Write out each line from the data below that includes the word "Soccer".

Excerpted data below:

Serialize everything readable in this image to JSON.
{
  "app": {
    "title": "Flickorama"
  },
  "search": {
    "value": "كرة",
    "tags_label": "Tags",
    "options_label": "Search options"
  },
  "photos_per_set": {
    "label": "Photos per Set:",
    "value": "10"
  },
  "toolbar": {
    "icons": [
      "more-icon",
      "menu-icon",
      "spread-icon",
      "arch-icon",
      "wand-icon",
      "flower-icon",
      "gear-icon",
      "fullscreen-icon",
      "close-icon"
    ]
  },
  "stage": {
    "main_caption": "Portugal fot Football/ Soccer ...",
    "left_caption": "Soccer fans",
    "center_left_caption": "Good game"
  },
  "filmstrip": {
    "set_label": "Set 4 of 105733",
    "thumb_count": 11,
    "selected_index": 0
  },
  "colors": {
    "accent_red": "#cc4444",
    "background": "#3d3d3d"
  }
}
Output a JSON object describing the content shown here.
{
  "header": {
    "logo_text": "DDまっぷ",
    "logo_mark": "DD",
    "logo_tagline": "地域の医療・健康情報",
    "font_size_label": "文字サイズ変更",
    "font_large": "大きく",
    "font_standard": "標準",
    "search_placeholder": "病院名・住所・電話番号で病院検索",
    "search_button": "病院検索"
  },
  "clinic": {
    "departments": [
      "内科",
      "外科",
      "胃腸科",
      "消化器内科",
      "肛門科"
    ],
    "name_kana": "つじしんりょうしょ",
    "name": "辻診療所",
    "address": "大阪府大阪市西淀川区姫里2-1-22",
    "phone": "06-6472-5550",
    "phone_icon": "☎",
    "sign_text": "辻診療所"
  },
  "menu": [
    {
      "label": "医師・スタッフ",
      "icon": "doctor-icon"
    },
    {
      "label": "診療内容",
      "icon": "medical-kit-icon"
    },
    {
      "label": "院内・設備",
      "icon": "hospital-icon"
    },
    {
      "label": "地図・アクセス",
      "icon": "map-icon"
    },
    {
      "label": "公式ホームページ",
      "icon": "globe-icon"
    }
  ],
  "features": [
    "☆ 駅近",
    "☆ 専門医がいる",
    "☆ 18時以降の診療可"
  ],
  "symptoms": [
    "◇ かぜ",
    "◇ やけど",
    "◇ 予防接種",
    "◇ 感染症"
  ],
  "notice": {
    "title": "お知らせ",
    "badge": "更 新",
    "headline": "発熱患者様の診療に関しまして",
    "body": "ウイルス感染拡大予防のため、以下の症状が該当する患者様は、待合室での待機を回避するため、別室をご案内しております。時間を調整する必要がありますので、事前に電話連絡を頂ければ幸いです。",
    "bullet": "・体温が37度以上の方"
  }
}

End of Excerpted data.

● Task result:
    "main_caption": "Portugal fot Football/ Soccer ...",
    "left_caption": "Soccer fans",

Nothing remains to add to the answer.